The Impact of the Financial Crisis on Developing Countries
Neil McCulloch (IDS)
The debate in rich countries about the impact of the global financial crisis has largely ignored its impact on developing countries. But it is vital that policymakers from both North and South understand how this crisis may impact developing countries and the implications for development policy. This paper presents snapshots of the financial crisis as seen by 21 thinkers, academics and policymakers in 14 developing countries. IDS invited them to present their views on the likely impacts and possible responses to the crisis. Most importantly, results show that developing countries cannot be treated as a homogenous block - concerns vary significantly across countries, depending on their current economic situation, exposure to specific impacts and capacity to respond. Isolation from world financial markets will not protect the poorest countries, as the indirect impacts are likely to be severe.

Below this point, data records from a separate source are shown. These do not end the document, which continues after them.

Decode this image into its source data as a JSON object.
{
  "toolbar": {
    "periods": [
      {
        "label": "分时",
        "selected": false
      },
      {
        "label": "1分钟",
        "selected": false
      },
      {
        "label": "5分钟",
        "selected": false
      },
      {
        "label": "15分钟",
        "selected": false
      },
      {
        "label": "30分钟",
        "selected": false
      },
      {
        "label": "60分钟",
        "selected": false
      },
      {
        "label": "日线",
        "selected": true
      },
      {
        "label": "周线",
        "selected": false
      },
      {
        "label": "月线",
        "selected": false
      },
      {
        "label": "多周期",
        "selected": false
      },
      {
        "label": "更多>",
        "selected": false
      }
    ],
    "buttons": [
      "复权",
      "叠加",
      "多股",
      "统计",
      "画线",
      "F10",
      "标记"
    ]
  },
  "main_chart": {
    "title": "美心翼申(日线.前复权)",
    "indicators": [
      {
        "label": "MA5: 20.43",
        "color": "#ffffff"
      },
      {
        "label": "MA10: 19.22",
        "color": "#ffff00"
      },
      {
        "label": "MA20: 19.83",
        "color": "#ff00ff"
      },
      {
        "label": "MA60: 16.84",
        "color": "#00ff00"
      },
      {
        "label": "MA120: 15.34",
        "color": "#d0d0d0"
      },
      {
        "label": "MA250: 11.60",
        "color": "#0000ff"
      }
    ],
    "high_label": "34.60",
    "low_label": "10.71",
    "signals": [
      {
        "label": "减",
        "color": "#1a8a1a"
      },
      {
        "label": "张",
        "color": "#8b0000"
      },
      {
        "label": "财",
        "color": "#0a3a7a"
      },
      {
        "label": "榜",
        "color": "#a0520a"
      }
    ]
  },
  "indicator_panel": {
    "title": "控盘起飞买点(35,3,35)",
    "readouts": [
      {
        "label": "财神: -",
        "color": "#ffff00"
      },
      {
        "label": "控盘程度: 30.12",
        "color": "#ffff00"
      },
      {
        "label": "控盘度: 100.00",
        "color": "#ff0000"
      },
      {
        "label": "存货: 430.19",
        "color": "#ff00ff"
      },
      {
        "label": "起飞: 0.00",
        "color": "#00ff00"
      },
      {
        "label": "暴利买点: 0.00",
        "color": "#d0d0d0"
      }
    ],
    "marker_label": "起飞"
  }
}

Financial Crises, Regulatory Failure and the Policy Response
Ray Barrell (NIESR)
Ray Barrell, is Director of Macroeconomic research and Forecasting for the UK and World Economies, Senior Research Fellow at the National Institute of Economic and Social Research. He has taught at the universities of Sussex, Southampton, Stirling and Brunel and worked as an Economic Advisor at HM Treasury. He has worked on the financial market integration, determinants of growth, labour markets, fiscal and monetary policy, the impact of European integration, accession and expansion, and on macro economic modelling. He is currently a visiting professor at Brunel University, and was a visiting Professor of Economics at the Imperial College London, and part-time professor at the European University Institute, Florence. Since arriving at the Institute he has published over a hundred papers in books and academic journals, has authored or edited a number of books and official reports, and has also regularly contributed to the forecast and policy material in the Institute Review. His articles has been published in journals such as the Journal of Common Market Studies, Journal of Policy Modelling, Scottish Journal of Political Economy, National Institute Economic Review, Journal of Financial Stability, Economics Letters, Economic Modelling, European Economic Review, Oxford Review of Economic Policy, Labour Market Trends, Manchester School, Economic Journal, Bank of France Bulletin, German Economic Review, Economics of Transition.
More photos from the roundtable